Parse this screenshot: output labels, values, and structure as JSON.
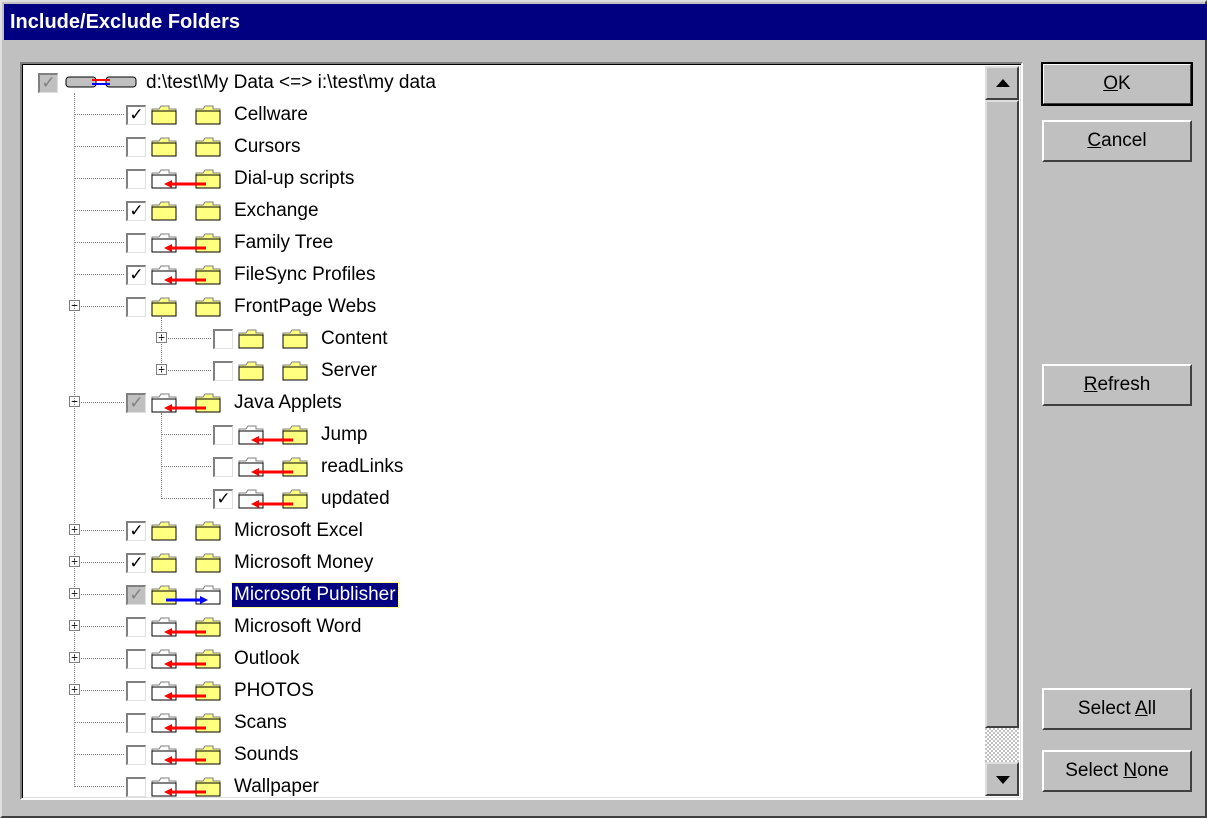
{
  "window": {
    "title": "Include/Exclude Folders"
  },
  "buttons": {
    "ok": {
      "pre": "",
      "acc": "O",
      "post": "K"
    },
    "cancel": {
      "pre": "",
      "acc": "C",
      "post": "ancel"
    },
    "refresh": {
      "pre": "",
      "acc": "R",
      "post": "efresh"
    },
    "select_all": {
      "pre": "Select ",
      "acc": "A",
      "post": "ll"
    },
    "select_none": {
      "pre": "Select ",
      "acc": "N",
      "post": "one"
    }
  },
  "tree": {
    "items": [
      {
        "label": "d:\\test\\My Data <=> i:\\test\\my data",
        "level": 0,
        "check": "grey",
        "icon": "both-link",
        "expander": ""
      },
      {
        "label": "Cellware",
        "level": 1,
        "check": "checked",
        "icon": "both",
        "expander": ""
      },
      {
        "label": "Cursors",
        "level": 1,
        "check": "unchecked",
        "icon": "both",
        "expander": ""
      },
      {
        "label": "Dial-up scripts",
        "level": 1,
        "check": "unchecked",
        "icon": "right-to-left",
        "expander": ""
      },
      {
        "label": "Exchange",
        "level": 1,
        "check": "checked",
        "icon": "both",
        "expander": ""
      },
      {
        "label": "Family Tree",
        "level": 1,
        "check": "unchecked",
        "icon": "right-to-left",
        "expander": ""
      },
      {
        "label": "FileSync Profiles",
        "level": 1,
        "check": "checked",
        "icon": "right-to-left",
        "expander": ""
      },
      {
        "label": "FrontPage Webs",
        "level": 1,
        "check": "unchecked",
        "icon": "both",
        "expander": "minus"
      },
      {
        "label": "Content",
        "level": 2,
        "check": "unchecked",
        "icon": "both",
        "expander": "plus"
      },
      {
        "label": "Server",
        "level": 2,
        "check": "unchecked",
        "icon": "both",
        "expander": "plus"
      },
      {
        "label": "Java Applets",
        "level": 1,
        "check": "grey",
        "icon": "right-to-left",
        "expander": "minus"
      },
      {
        "label": "Jump",
        "level": 2,
        "check": "unchecked",
        "icon": "right-to-left",
        "expander": ""
      },
      {
        "label": "readLinks",
        "level": 2,
        "check": "unchecked",
        "icon": "right-to-left",
        "expander": ""
      },
      {
        "label": "updated",
        "level": 2,
        "check": "checked",
        "icon": "right-to-left",
        "expander": ""
      },
      {
        "label": "Microsoft Excel",
        "level": 1,
        "check": "checked",
        "icon": "both",
        "expander": "plus"
      },
      {
        "label": "Microsoft Money",
        "level": 1,
        "check": "checked",
        "icon": "both",
        "expander": "plus"
      },
      {
        "label": "Microsoft Publisher",
        "level": 1,
        "check": "grey",
        "icon": "left-to-right",
        "expander": "plus",
        "selected": true
      },
      {
        "label": "Microsoft Word",
        "level": 1,
        "check": "unchecked",
        "icon": "right-to-left",
        "expander": "plus"
      },
      {
        "label": "Outlook",
        "level": 1,
        "check": "unchecked",
        "icon": "right-to-left",
        "expander": "plus"
      },
      {
        "label": "PHOTOS",
        "level": 1,
        "check": "unchecked",
        "icon": "right-to-left",
        "expander": "plus"
      },
      {
        "label": "Scans",
        "level": 1,
        "check": "unchecked",
        "icon": "right-to-left",
        "expander": ""
      },
      {
        "label": "Sounds",
        "level": 1,
        "check": "unchecked",
        "icon": "right-to-left",
        "expander": ""
      },
      {
        "label": "Wallpaper",
        "level": 1,
        "check": "unchecked",
        "icon": "right-to-left",
        "expander": ""
      }
    ]
  },
  "colors": {
    "titlebar": "#000080",
    "folder": "#ffff80",
    "arrow_red": "#ff0000",
    "arrow_blue": "#0000ff",
    "face": "#c0c0c0"
  }
}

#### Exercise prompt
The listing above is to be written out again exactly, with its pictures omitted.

#### Reply to the exercise
Parse this screenshot: output labels, values, and structure as JSON.
{
  "window": {
    "title": "Include/Exclude Folders"
  },
  "buttons": {
    "ok": {
      "pre": "",
      "acc": "O",
      "post": "K"
    },
    "cancel": {
      "pre": "",
      "acc": "C",
      "post": "ancel"
    },
    "refresh": {
      "pre": "",
      "acc": "R",
      "post": "efresh"
    },
    "select_all": {
      "pre": "Select ",
      "acc": "A",
      "post": "ll"
    },
    "select_none": {
      "pre": "Select ",
      "acc": "N",
      "post": "one"
    }
  },
  "tree": {
    "items": [
      {
        "label": "d:\\test\\My Data <=> i:\\test\\my data",
        "level": 0,
        "check": "grey",
        "icon": "both-link",
        "expander": ""
      },
      {
        "label": "Cellware",
        "level": 1,
        "check": "checked",
        "icon": "both",
        "expander": ""
      },
      {
        "label": "Cursors",
        "level": 1,
        "check": "unchecked",
        "icon": "both",
        "expander": ""
      },
      {
        "label": "Dial-up scripts",
        "level": 1,
        "check": "unchecked",
        "icon": "right-to-left",
        "expander": ""
      },
      {
        "label": "Exchange",
        "level": 1,
        "check": "checked",
        "icon": "both",
        "expander": ""
      },
      {
        "label": "Family Tree",
        "level": 1,
        "check": "unchecked",
        "icon": "right-to-left",
        "expander": ""
      },
      {
        "label": "FileSync Profiles",
        "level": 1,
        "check": "checked",
        "icon": "right-to-left",
        "expander": ""
      },
      {
        "label": "FrontPage Webs",
        "level": 1,
        "check": "unchecked",
        "icon": "both",
        "expander": "minus"
      },
      {
        "label": "Content",
        "level": 2,
        "check": "unchecked",
        "icon": "both",
        "expander": "plus"
      },
      {
        "label": "Server",
        "level": 2,
        "check": "unchecked",
        "icon": "both",
        "expander": "plus"
      },
      {
        "label": "Java Applets",
        "level": 1,
        "check": "grey",
        "icon": "right-to-left",
        "expander": "minus"
      },
      {
        "label": "Jump",
        "level": 2,
        "check": "unchecked",
        "icon": "right-to-left",
        "expander": ""
      },
      {
        "label": "readLinks",
        "level": 2,
        "check": "unchecked",
        "icon": "right-to-left",
        "expander": ""
      },
      {
        "label": "updated",
        "level": 2,
        "check": "checked",
        "icon": "right-to-left",
        "expander": ""
      },
      {
        "label": "Microsoft Excel",
        "level": 1,
        "check": "checked",
        "icon": "both",
        "expander": "plus"
      },
      {
        "label": "Microsoft Money",
        "level": 1,
        "check": "checked",
        "icon": "both",
        "expander": "plus"
      },
      {
        "label": "Microsoft Publisher",
        "level": 1,
        "check": "grey",
        "icon": "left-to-right",
        "expander": "plus",
        "selected": true
      },
      {
        "label": "Microsoft Word",
        "level": 1,
        "check": "unchecked",
        "icon": "right-to-left",
        "expander": "plus"
      },
      {
        "label": "Outlook",
        "level": 1,
        "check": "unchecked",
        "icon": "right-to-left",
        "expander": "plus"
      },
      {
        "label": "PHOTOS",
        "level": 1,
        "check": "unchecked",
        "icon": "right-to-left",
        "expander": "plus"
      },
      {
        "label": "Scans",
        "level": 1,
        "check": "unchecked",
        "icon": "right-to-left",
        "expander": ""
      },
      {
        "label": "Sounds",
        "level": 1,
        "check": "unchecked",
        "icon": "right-to-left",
        "expander": ""
      },
      {
        "label": "Wallpaper",
        "level": 1,
        "check": "unchecked",
        "icon": "right-to-left",
        "expander": ""
      }
    ]
  },
  "colors": {
    "titlebar": "#000080",
    "folder": "#ffff80",
    "arrow_red": "#ff0000",
    "arrow_blue": "#0000ff",
    "face": "#c0c0c0"
  }
}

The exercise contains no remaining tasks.